In a paper titled “Kiswahili as a National and International Language” M.M. Mulokozi from the Institute of Kiswahili Research, University of Dar es Salaam, Tanzania cites that; (From 1962) most national activities in Tanzania, including most government business, parliamentary debates, primary courts, primary education, etc. were being conducted in Kiswahili.”

Only one area of contention remained, i.e. secondary and higher education.

“The Five Year Development Plan of 1969 noted this problem, and proposed to introduce
a gradual change over of the medium from English to Kiswahili, so that by 1974, Kiswahili
should have taken over as the sole medium of secondary education.”

Over four decades later, that aspiration has not been realised.

The use of Kiswahili in schools debate

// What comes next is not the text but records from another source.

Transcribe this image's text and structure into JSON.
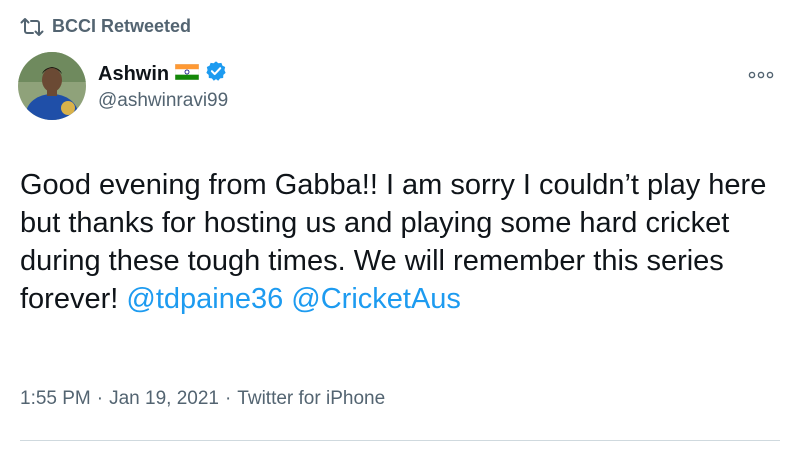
{
  "retweet": {
    "icon": "retweet-icon",
    "label": "BCCI Retweeted"
  },
  "author": {
    "name": "Ashwin",
    "handle": "@ashwinravi99",
    "flag_icon": "india-flag-icon",
    "verified_icon": "verified-badge-icon",
    "avatar_icon": "avatar"
  },
  "more_icon": "more-options-icon",
  "tweet": {
    "text": "Good evening from Gabba!! I am sorry I couldn’t play here but thanks for hosting us and playing some hard cricket during these tough times. We will remember this series forever!",
    "mention1": "@tdpaine36",
    "mention2": "@CricketAus"
  },
  "meta": {
    "time": "1:55 PM",
    "separator": "·",
    "date": "Jan 19, 2021",
    "source": "Twitter for iPhone"
  },
  "colors": {
    "link": "#1d9bf0",
    "secondary_text": "#536471",
    "verified": "#1d9bf0"
  }
}
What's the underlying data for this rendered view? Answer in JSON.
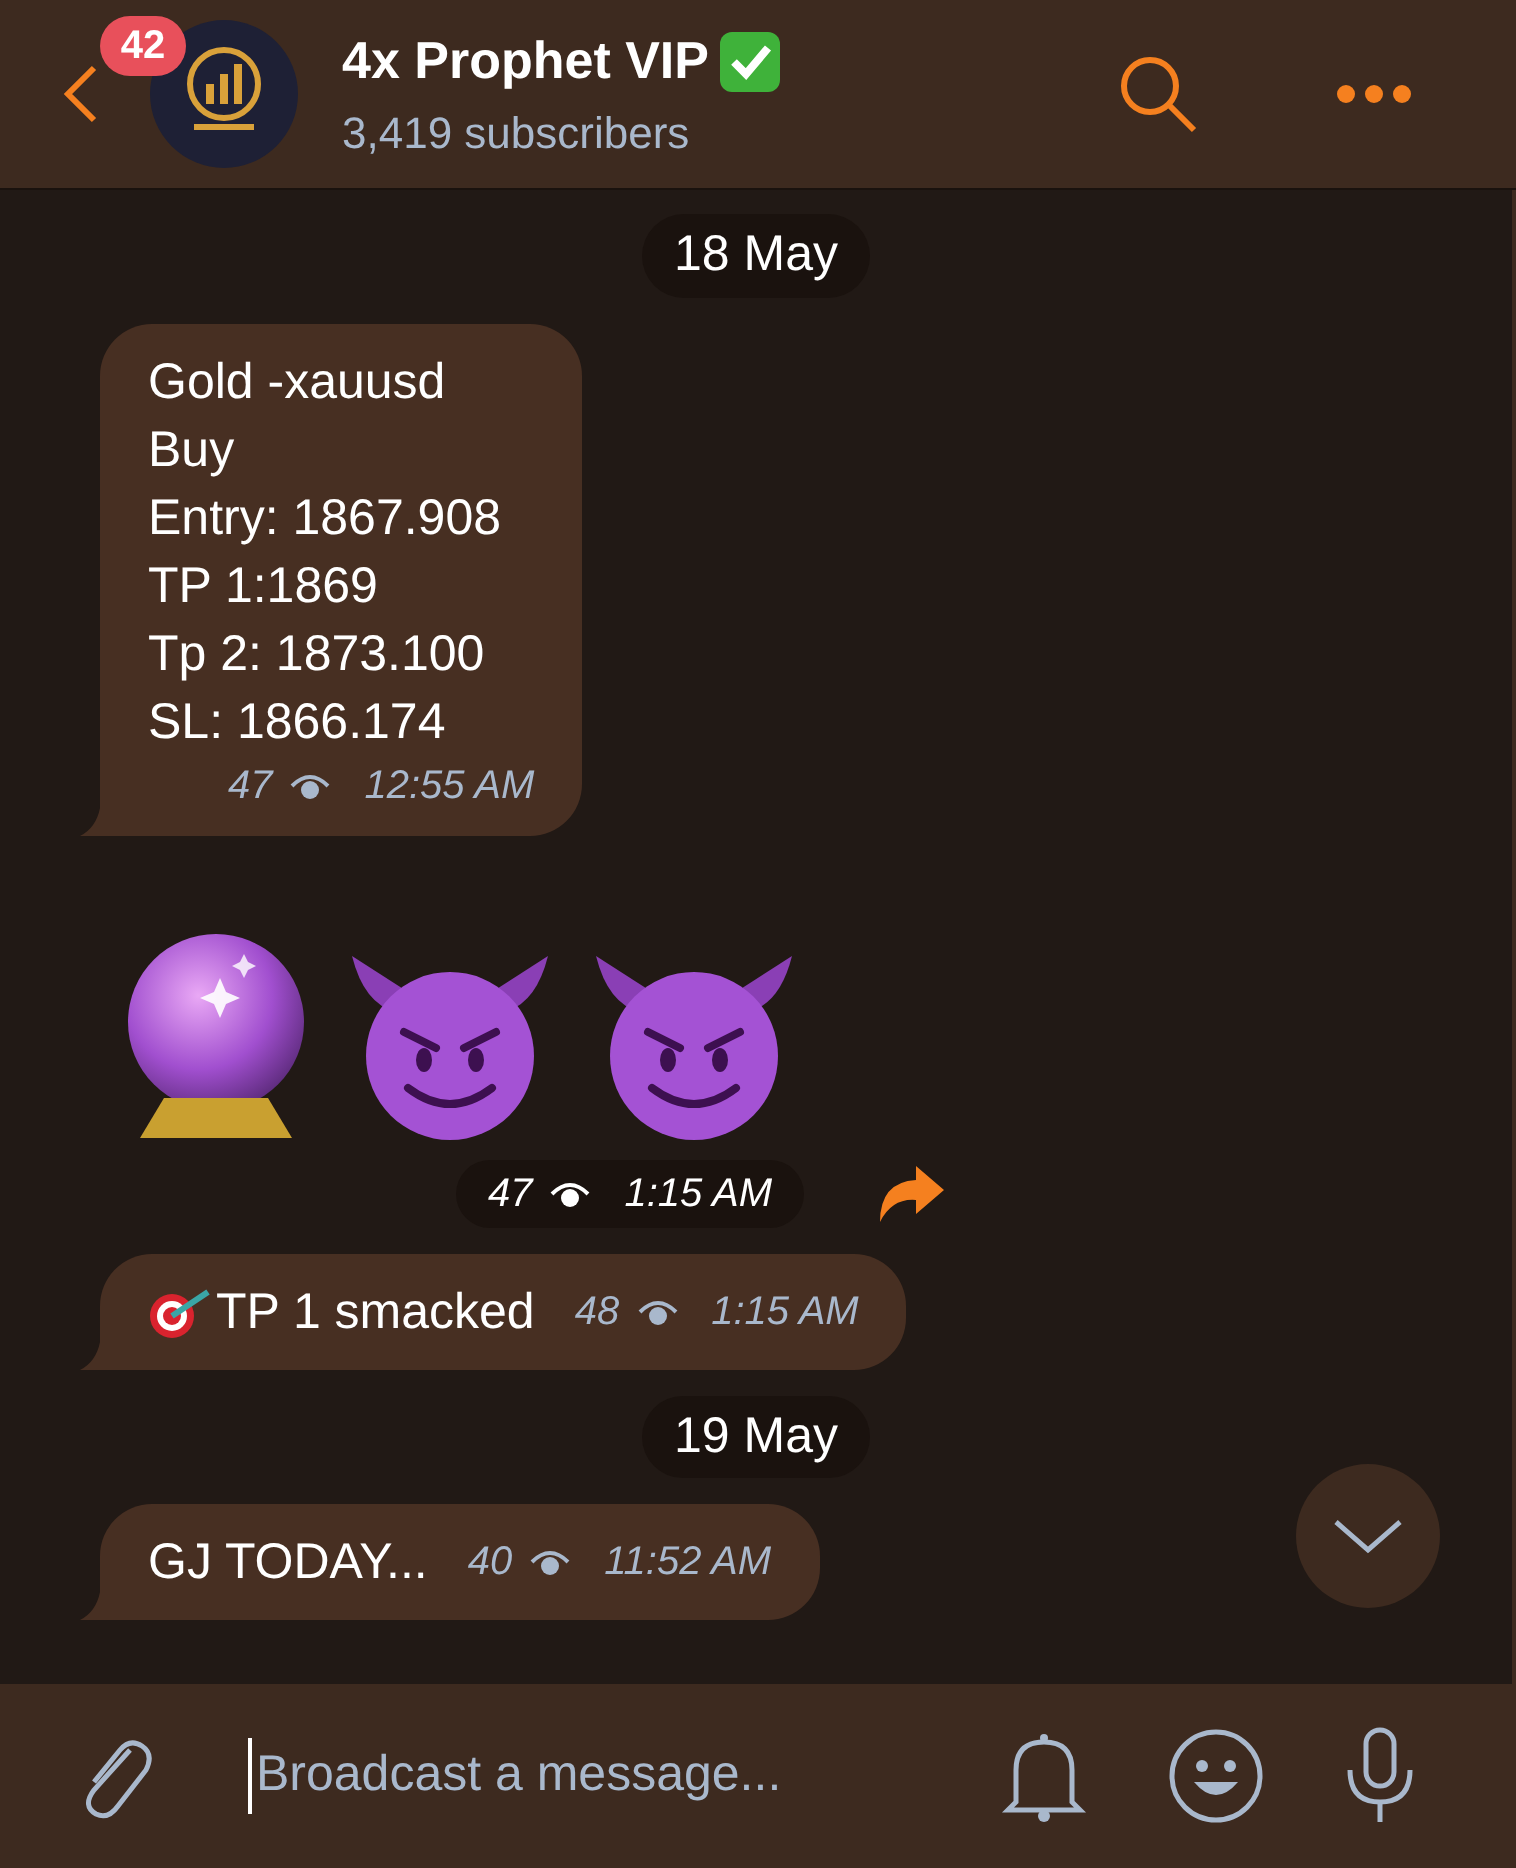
{
  "header": {
    "back_badge": "42",
    "title": "4x Prophet VIP",
    "verified": true,
    "subtitle": "3,419 subscribers"
  },
  "messages": [
    {
      "kind": "date",
      "text": "18 May"
    },
    {
      "kind": "text",
      "lines": [
        "Gold -xauusd",
        "Buy",
        "Entry: 1867.908",
        "TP 1:1869",
        "Tp 2: 1873.100",
        "SL: 1866.174"
      ],
      "views": "47",
      "time": "12:55 AM"
    },
    {
      "kind": "emoji",
      "emojis": [
        {
          "kind": "crystal-ball"
        },
        {
          "kind": "devil"
        },
        {
          "kind": "devil"
        }
      ],
      "views": "47",
      "time": "1:15 AM",
      "forward": true
    },
    {
      "kind": "text",
      "lead": {
        "kind": "target"
      },
      "lines": [
        "TP 1 smacked"
      ],
      "views": "48",
      "time": "1:15 AM"
    },
    {
      "kind": "date",
      "text": "19 May"
    },
    {
      "kind": "text",
      "lines": [
        "GJ TODAY..."
      ],
      "views": "40",
      "time": "11:52 AM"
    }
  ],
  "composer": {
    "placeholder": "Broadcast a message..."
  }
}
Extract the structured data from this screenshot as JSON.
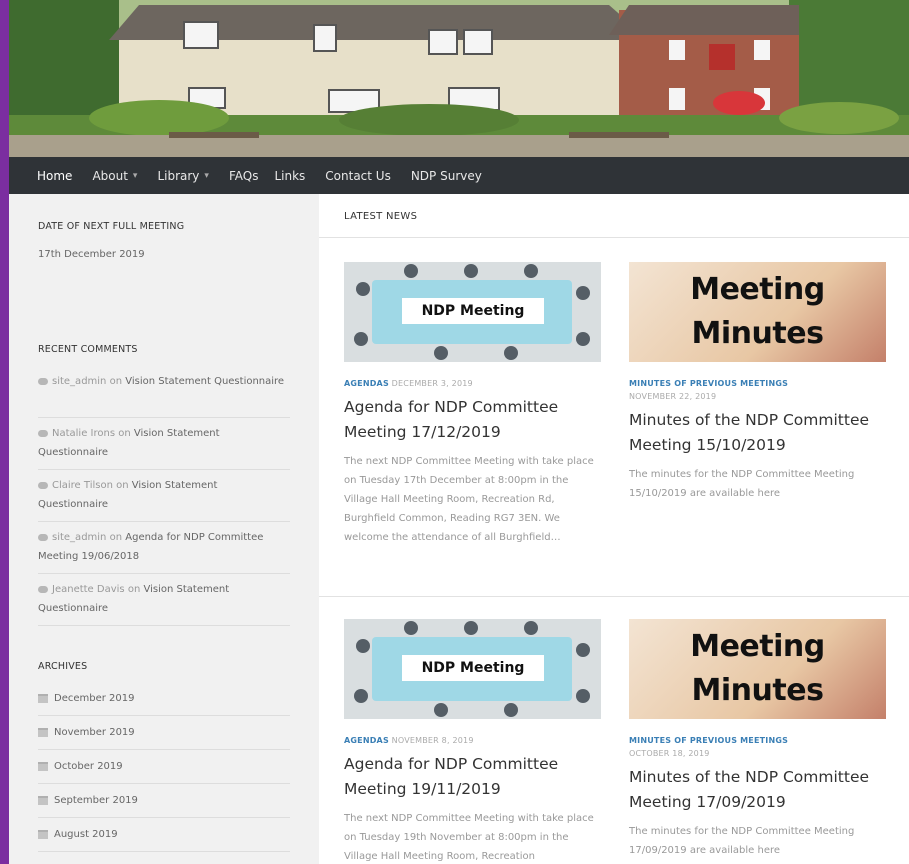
{
  "nav": {
    "items": [
      {
        "label": "Home",
        "dropdown": false
      },
      {
        "label": "About",
        "dropdown": true
      },
      {
        "label": "Library",
        "dropdown": true
      },
      {
        "label": "FAQs",
        "dropdown": false
      },
      {
        "label": "Links",
        "dropdown": false
      },
      {
        "label": "Contact Us",
        "dropdown": false
      },
      {
        "label": "NDP Survey",
        "dropdown": false
      }
    ],
    "caret": "▾"
  },
  "sidebar": {
    "meeting": {
      "title": "DATE OF NEXT FULL MEETING",
      "date": "17th December 2019"
    },
    "recent_comments": {
      "title": "RECENT COMMENTS",
      "items": [
        {
          "author": "site_admin",
          "on": "on",
          "post": "Vision Statement Questionnaire"
        },
        {
          "author": "Natalie Irons",
          "on": "on",
          "post": "Vision Statement Questionnaire"
        },
        {
          "author": "Claire Tilson",
          "on": "on",
          "post": "Vision Statement Questionnaire"
        },
        {
          "author": "site_admin",
          "on": "on",
          "post": "Agenda for NDP Committee Meeting 19/06/2018"
        },
        {
          "author": "Jeanette Davis",
          "on": "on",
          "post": "Vision Statement Questionnaire"
        }
      ]
    },
    "archives": {
      "title": "ARCHIVES",
      "items": [
        "December 2019",
        "November 2019",
        "October 2019",
        "September 2019",
        "August 2019"
      ]
    }
  },
  "main": {
    "section_title": "LATEST NEWS",
    "posts": [
      {
        "category": "AGENDAS",
        "date": "DECEMBER 3, 2019",
        "title": "Agenda for NDP Committee Meeting 17/12/2019",
        "excerpt": "The next NDP Committee Meeting with take place on Tuesday 17th December at 8:00pm in the Village Hall Meeting Room, Recreation Rd, Burghfield Common, Reading RG7 3EN. We welcome the attendance of all Burghfield…",
        "image_text": "NDP Meeting"
      },
      {
        "category": "MINUTES OF PREVIOUS MEETINGS",
        "date": "NOVEMBER 22, 2019",
        "title": "Minutes of the NDP Committee Meeting 15/10/2019",
        "excerpt": "The minutes for the NDP Committee Meeting 15/10/2019 are available here",
        "image_text_1": "Meeting",
        "image_text_2": "Minutes"
      },
      {
        "category": "AGENDAS",
        "date": "NOVEMBER 8, 2019",
        "title": "Agenda for NDP Committee Meeting 19/11/2019",
        "excerpt": "The next NDP Committee Meeting with take place on Tuesday 19th November at 8:00pm in the Village Hall Meeting Room, Recreation",
        "image_text": "NDP Meeting"
      },
      {
        "category": "MINUTES OF PREVIOUS MEETINGS",
        "date": "OCTOBER 18, 2019",
        "title": "Minutes of the NDP Committee Meeting 17/09/2019",
        "excerpt": "The minutes for the NDP Committee Meeting 17/09/2019 are available here",
        "image_text_1": "Meeting",
        "image_text_2": "Minutes"
      }
    ]
  },
  "colors": {
    "accent": "#7b2ea0",
    "nav_bg": "#2f3337",
    "category": "#3a7fb5"
  }
}
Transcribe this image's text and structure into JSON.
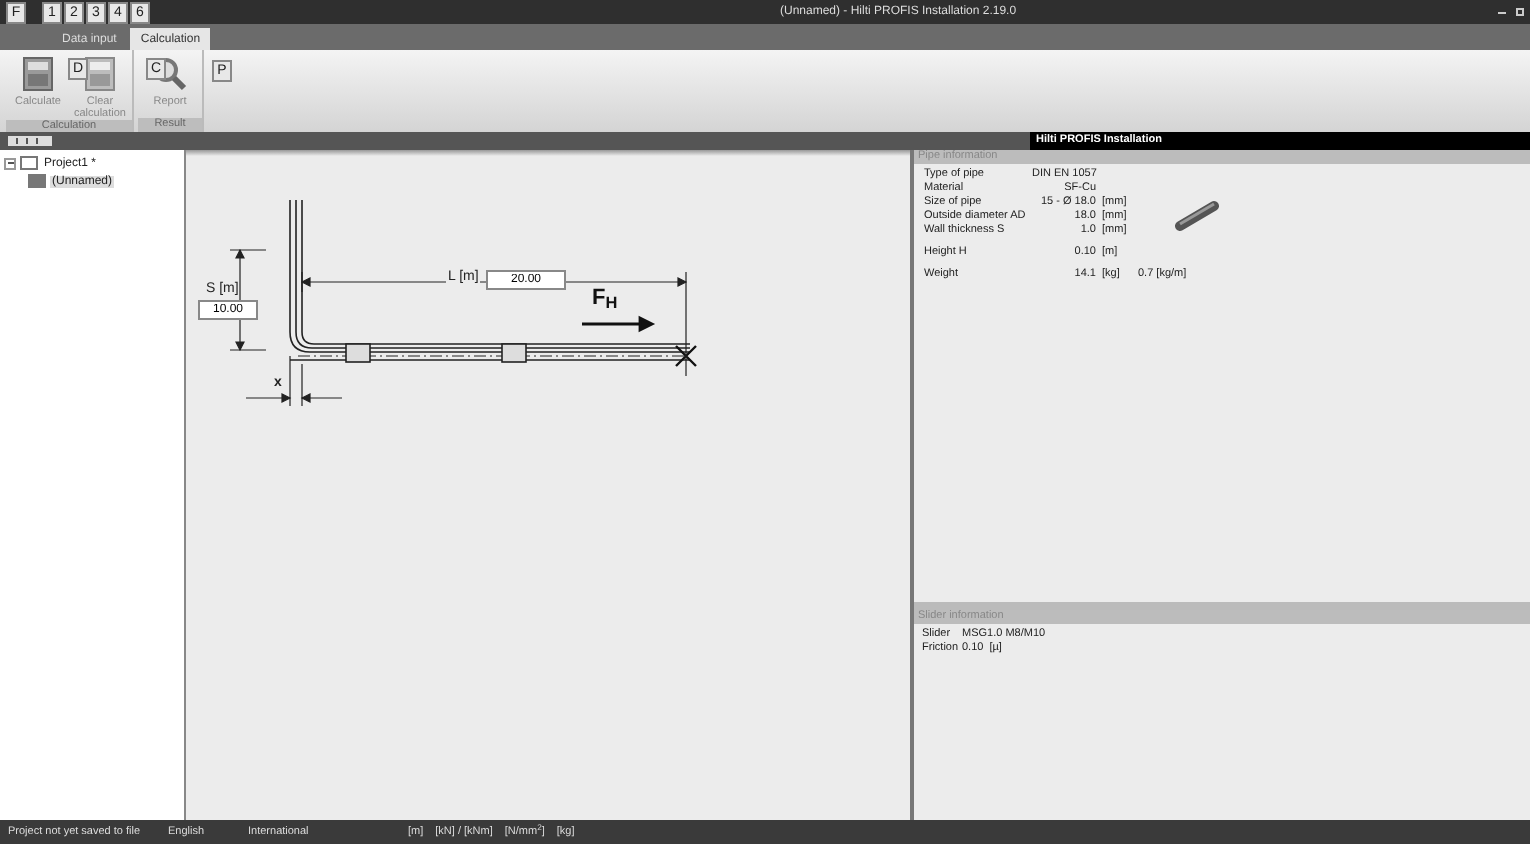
{
  "window": {
    "title": "(Unnamed) - Hilti PROFIS Installation 2.19.0"
  },
  "keytips": [
    {
      "label": "F"
    },
    {
      "label": "1"
    },
    {
      "label": "2"
    },
    {
      "label": "3"
    },
    {
      "label": "4"
    },
    {
      "label": "6"
    }
  ],
  "tabs": [
    {
      "label": "Data input",
      "selected": false,
      "keytip": "D"
    },
    {
      "label": "Calculation",
      "selected": true,
      "keytip": "C"
    }
  ],
  "extra_keytip": "P",
  "ribbon_groups": [
    {
      "title": "Calculation",
      "buttons": [
        {
          "label": "Calculate",
          "kind": "calculator",
          "disabled": true
        },
        {
          "label": "Clear calculation",
          "kind": "clear",
          "disabled": true
        }
      ]
    },
    {
      "title": "Result",
      "buttons": [
        {
          "label": "Report",
          "kind": "report",
          "disabled": true
        }
      ]
    }
  ],
  "brand_banner": "Hilti PROFIS Installation",
  "tree": [
    {
      "label": "Project1 *",
      "expanded": true,
      "children": [
        {
          "label": "(Unnamed)"
        }
      ]
    }
  ],
  "drawing": {
    "s_label": "S [m]",
    "s_value": "10.00",
    "l_label": "L [m]",
    "l_value": "20.00",
    "force_label": "F$_{H}$",
    "x_label": "x"
  },
  "pipe_info": {
    "title": "Pipe information",
    "groups": [
      [
        {
          "label": "Type of pipe",
          "value": "DIN EN 1057"
        },
        {
          "label": "Material",
          "value": "SF-Cu"
        },
        {
          "label": "Size of pipe",
          "value": "15 - Ø 18.0",
          "unit": "[mm]"
        },
        {
          "label": "Outside diameter AD",
          "value": "18.0",
          "unit": "[mm]"
        },
        {
          "label": "Wall thickness S",
          "value": "1.0",
          "unit": "[mm]"
        }
      ],
      [
        {
          "label": "Height H",
          "value": "0.10",
          "unit": "[m]"
        }
      ],
      [
        {
          "label": "Weight",
          "value": "14.1",
          "unit": "[kg]",
          "extra": "0.7 [kg/m]"
        }
      ]
    ]
  },
  "slider_info": {
    "title": "Slider information",
    "rows": [
      {
        "label": "Slider",
        "value": "MSG1.0 M8/M10"
      },
      {
        "label": "Friction",
        "value": "0.10",
        "unit": "[µ]"
      }
    ]
  },
  "status_bar": [
    "Project not yet saved to file",
    "English",
    "International",
    "[m]",
    "[kN] / [kNm]",
    "[N/mm$^{2}$]",
    "[kg]"
  ]
}
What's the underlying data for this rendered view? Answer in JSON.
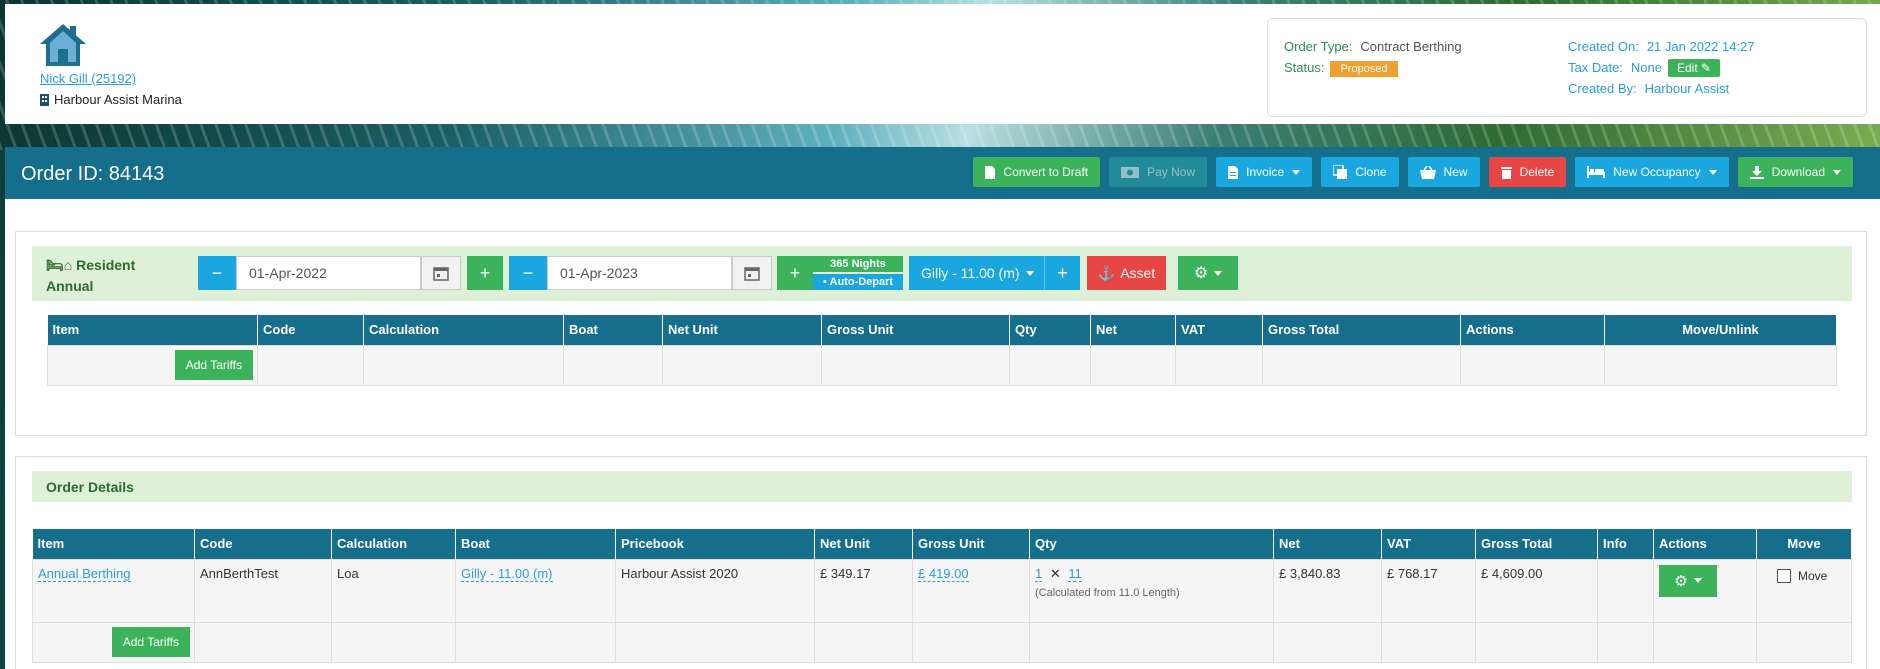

“The pro-English arguments are largely technical and international: They reject Kiswahili for now (if not for ever) because there are not enough scientific terms, not enough books, the cost would be prohibitive, we need an international language; English is the doorway to science and technology; we have to communicate with other peoples. if we change the medium to Kiswahili, English would die since there would be no incentive to learn it.”

“The pro-Kiswahili debaters emphasizes the pedagogical aspects, that children learn better in a language that they know best, the general lack of English mastery among teachers and pupils, the alienating role of English in Tanzania, the danger of sacrificing knowledge to foreign language acquisition, the need to democratize education, national and cultural pride.”

A silver lining Suffice it to say that the rise and spread of Kiswahili from a community language to a lingua franca, and finally a national language, was largely demand driven in the socio-economic sens

The UNESCO take

The World Mother Tongue Day was this year themed: Quality education, language(s) of instruction and learning outcomes. In line with Sustainable Development Goal 4 on education of the 2030 Agenda, this year's theme emphasizes the importance of appropriate languages of instruction, usually mother tongues, in the early years of schooling.

It facilitates access to education – while promoting fairness – for population groups that speak minority and indigenous languages, in particular girls and women; it raises the quality of education and learning achievement by laying emphasis on understanding and creativity, rather than on rote and memorisation.

On 16 May 2007 the United Nations General Assembly in its resolution A/RES/61/266 called upon Member States 9Tanzania included) "to promote the preservation and protection of all languages used by peoples of the world".

By the same resolution, the General Assembly proclaimed 2008 as the International Year of Languages, to promote unity in diversity and international understanding, through multilingualism and multiculturalism.